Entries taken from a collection
-=-=-=-=-
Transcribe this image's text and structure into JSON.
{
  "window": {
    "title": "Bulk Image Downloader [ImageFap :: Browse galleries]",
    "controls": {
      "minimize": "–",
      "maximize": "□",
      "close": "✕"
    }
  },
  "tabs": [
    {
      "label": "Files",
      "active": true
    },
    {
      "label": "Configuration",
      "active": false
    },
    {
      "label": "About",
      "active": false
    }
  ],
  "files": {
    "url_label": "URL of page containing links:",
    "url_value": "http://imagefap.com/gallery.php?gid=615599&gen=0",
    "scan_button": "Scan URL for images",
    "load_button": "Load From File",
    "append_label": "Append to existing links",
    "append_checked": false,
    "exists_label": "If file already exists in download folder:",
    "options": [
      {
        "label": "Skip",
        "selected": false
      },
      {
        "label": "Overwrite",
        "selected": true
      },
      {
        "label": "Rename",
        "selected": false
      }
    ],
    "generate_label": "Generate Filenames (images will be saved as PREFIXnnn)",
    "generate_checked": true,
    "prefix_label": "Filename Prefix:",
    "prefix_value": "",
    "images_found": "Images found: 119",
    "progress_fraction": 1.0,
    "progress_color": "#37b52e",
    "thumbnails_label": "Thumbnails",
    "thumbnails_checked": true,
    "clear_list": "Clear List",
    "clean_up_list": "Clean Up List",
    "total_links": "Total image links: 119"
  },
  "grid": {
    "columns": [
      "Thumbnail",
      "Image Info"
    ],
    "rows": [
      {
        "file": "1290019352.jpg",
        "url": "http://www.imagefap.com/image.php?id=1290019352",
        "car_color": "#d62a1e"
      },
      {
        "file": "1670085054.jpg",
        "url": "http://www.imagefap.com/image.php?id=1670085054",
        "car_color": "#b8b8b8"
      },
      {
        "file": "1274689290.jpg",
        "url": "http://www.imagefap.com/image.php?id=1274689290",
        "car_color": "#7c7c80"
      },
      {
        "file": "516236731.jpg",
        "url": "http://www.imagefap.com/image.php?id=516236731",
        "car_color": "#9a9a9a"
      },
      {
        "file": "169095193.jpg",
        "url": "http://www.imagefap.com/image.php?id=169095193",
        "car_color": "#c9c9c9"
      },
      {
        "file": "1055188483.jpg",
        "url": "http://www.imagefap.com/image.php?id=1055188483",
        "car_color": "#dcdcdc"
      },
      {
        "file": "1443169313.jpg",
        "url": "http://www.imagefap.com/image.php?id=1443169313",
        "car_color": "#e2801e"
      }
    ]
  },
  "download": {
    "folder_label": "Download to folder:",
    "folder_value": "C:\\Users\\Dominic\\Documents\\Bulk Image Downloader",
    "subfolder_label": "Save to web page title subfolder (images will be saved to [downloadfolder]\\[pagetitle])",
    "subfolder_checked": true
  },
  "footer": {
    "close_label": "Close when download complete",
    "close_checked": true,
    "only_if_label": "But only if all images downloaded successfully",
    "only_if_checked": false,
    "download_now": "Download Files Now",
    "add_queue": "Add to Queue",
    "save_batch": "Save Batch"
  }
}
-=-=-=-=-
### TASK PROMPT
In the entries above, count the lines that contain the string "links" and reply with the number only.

### RESULT OF THIS EXERCISE
3